1969 CHEVROLET EL CAMINO BACKGROUND Chevy had been completely reskinning the Chevelle every 2 years religiously. And of course, the El Camino was based on the Chevelle platform and body shell, so whatever happened to the Chevelle also happened to the El Camino. The 1969 Chevrolet El Camino was the second year in one of these 2-year cycles, having started with the ’68 model year, so the ’69 was mostly a carry-over from ’68. The basic body shell remained largely unchanged, but the front and rear facia changed, cleaning up the look considerably. In my humble opinion, the ’69 looks better than the ’68, the same way the boxier ’67 Chevelle looks better than the ’66. It’s like it took them a year to get their bearings, then refine the look.

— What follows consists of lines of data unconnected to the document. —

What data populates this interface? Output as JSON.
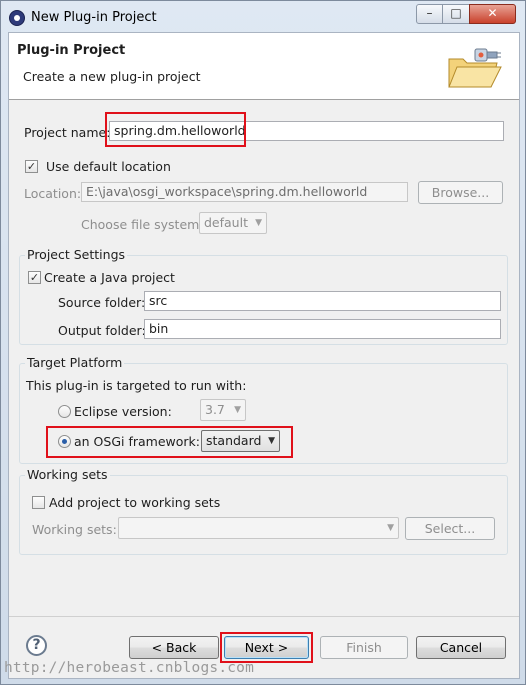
{
  "window": {
    "title": "New Plug-in Project",
    "minimize_icon": "minimize-icon",
    "maximize_icon": "maximize-icon",
    "close_icon": "close-icon",
    "minimize_glyph": "–",
    "maximize_glyph": "□",
    "close_glyph": "✕"
  },
  "header": {
    "title": "Plug-in Project",
    "description": "Create a new plug-in project"
  },
  "project": {
    "name_label": "Project name:",
    "name_value": "spring.dm.helloworld",
    "use_default_label": "Use default location",
    "use_default_checked": true,
    "location_label": "Location:",
    "location_value": "E:\\java\\osgi_workspace\\spring.dm.helloworld",
    "browse_label": "Browse...",
    "file_system_label": "Choose file system:",
    "file_system_value": "default"
  },
  "project_settings": {
    "title": "Project Settings",
    "java_project_label": "Create a Java project",
    "java_project_checked": true,
    "source_label": "Source folder:",
    "source_value": "src",
    "output_label": "Output folder:",
    "output_value": "bin"
  },
  "target_platform": {
    "title": "Target Platform",
    "intro": "This plug-in is targeted to run with:",
    "eclipse_label": "Eclipse version:",
    "eclipse_value": "3.7",
    "osgi_label": "an OSGi framework:",
    "osgi_value": "standard",
    "selected": "osgi"
  },
  "working_sets": {
    "title": "Working sets",
    "add_label": "Add project to working sets",
    "add_checked": false,
    "sets_label": "Working sets:",
    "select_label": "Select..."
  },
  "footer": {
    "back_label": "< Back",
    "next_label": "Next >",
    "finish_label": "Finish",
    "cancel_label": "Cancel",
    "help_glyph": "?"
  },
  "watermark": "http://herobeast.cnblogs.com",
  "colors": {
    "highlight": "#e0101a",
    "accent": "#3c7fb1"
  }
}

Or, they held back the first year, to give themselves somewhere to go, the following year. Who knows? Of course, this is all a matter of opinion, and if you own one of these ‘first-year’ cars, you’ll probably disagree with me. It’s like art, there’s no right or wrong, it’s all in what you like. 1969 would be the final year of this look, then it would be on to the radically-different, bigger, heavier-looking 1970 Chevelles. The 60s were ending, and the 70s were almost here!
1969 CHEVROLET EL CAMINO – SS BECOMES A PACKAGE

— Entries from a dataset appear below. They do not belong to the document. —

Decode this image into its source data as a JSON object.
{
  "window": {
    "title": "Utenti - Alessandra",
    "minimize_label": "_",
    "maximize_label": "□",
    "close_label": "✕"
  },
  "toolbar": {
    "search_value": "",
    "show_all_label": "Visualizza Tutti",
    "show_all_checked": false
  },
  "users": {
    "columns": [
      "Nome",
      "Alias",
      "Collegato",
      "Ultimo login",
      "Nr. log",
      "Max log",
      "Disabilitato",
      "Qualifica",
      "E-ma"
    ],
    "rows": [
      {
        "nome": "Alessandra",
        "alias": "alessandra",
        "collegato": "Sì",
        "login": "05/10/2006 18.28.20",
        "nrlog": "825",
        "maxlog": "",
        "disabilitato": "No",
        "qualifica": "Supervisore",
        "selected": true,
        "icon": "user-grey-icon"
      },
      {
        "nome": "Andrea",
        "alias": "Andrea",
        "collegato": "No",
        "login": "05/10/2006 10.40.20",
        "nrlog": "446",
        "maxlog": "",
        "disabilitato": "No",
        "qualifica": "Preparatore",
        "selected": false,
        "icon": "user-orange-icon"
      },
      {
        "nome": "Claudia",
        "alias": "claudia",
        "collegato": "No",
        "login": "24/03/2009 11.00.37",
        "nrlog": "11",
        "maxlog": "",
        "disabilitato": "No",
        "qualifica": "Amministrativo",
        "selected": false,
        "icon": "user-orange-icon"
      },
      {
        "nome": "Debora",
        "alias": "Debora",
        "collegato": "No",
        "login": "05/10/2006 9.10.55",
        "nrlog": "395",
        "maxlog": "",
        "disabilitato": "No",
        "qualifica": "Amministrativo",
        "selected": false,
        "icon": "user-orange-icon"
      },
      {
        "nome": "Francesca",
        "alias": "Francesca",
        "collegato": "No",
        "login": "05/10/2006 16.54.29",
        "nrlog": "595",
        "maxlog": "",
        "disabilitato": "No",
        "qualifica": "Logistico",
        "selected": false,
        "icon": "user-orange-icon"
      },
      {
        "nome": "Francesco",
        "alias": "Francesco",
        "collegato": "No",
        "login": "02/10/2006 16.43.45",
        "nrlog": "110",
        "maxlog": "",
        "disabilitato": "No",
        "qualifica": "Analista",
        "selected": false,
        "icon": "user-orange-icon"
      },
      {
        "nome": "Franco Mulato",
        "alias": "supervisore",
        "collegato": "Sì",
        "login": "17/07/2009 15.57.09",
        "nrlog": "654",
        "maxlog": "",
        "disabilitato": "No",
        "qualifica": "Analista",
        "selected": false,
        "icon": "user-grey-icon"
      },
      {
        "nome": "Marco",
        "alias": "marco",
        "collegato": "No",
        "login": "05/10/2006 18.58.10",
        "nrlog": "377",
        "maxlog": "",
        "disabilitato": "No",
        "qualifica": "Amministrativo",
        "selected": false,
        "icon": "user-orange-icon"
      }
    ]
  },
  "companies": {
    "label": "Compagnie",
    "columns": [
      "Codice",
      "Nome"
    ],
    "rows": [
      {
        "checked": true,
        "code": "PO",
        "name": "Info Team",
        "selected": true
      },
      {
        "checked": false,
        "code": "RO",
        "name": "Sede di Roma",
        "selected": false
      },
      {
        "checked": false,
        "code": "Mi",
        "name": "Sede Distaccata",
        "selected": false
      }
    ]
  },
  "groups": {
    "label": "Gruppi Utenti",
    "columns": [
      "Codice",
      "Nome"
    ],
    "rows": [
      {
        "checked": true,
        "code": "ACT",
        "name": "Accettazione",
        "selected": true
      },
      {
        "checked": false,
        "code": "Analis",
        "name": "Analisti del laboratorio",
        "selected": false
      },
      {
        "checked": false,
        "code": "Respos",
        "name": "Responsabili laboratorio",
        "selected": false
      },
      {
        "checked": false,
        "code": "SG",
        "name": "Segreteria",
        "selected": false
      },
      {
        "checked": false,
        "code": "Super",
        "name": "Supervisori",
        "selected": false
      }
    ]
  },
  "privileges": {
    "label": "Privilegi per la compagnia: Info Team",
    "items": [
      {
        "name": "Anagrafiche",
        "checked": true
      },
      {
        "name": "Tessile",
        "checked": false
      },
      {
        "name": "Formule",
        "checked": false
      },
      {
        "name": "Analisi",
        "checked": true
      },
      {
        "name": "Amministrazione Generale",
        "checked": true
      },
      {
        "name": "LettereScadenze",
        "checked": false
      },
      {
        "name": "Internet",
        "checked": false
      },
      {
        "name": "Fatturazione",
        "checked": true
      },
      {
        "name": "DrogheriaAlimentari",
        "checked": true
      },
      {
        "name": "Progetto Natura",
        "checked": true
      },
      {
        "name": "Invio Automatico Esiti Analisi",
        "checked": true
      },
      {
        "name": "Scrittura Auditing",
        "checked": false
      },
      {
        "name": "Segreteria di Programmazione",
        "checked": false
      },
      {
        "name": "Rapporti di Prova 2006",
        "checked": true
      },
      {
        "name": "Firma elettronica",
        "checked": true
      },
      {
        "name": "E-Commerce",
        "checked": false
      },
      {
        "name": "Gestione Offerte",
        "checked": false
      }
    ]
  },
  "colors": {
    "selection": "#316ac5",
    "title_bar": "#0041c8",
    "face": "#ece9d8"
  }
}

For the 1968 El Camino (and Chevelle), the Super Sport line (all called SS396) was actually a stand-alone model on the order sheet. But starting with the 1969 Chevrolet El Camino, the SS ceased to be a separate model, and instead became essentially a trim package that was available on any V8 El Camino or Chevelle. So, from 1969 on, you could have an SS with a 2-barrel 350.
1969 CHEVROLET EL CAMINO ENGINE CHOICES
The 1969 model year started out carrying over the same engines as 1968, largely unchanged. But as smog regs tightened, Chevy found it necessary to rework the Mark IV big block 396 in an effort to ‘clean it up’. In the process, it got bored out slightly to a new displacement of 402 cubic inches. Today, we call these engines 402s. But back then, they just kept calling them 396s, presumably to get around GMs rule about not allowing any engine larger than 400 cubes into any midsized GM car (with the exception of the Corvette, of course). GM dropped that edict in 1970 and opened the floodgates, and big blocks of every type poured forth. 455s from Pontiac, Oldsmobile, and Buick, and of course, the ultimate muscle car engine, the 454 from Chevrolet. But, for the 1969 model year, we had to do with 402s disguised as 396s. Not that that’s all bad, the top-rated engine made 375 horsepower and produced 415 pound-feet of torque at just 3600 rpm. You’ve gotta love those big blocks!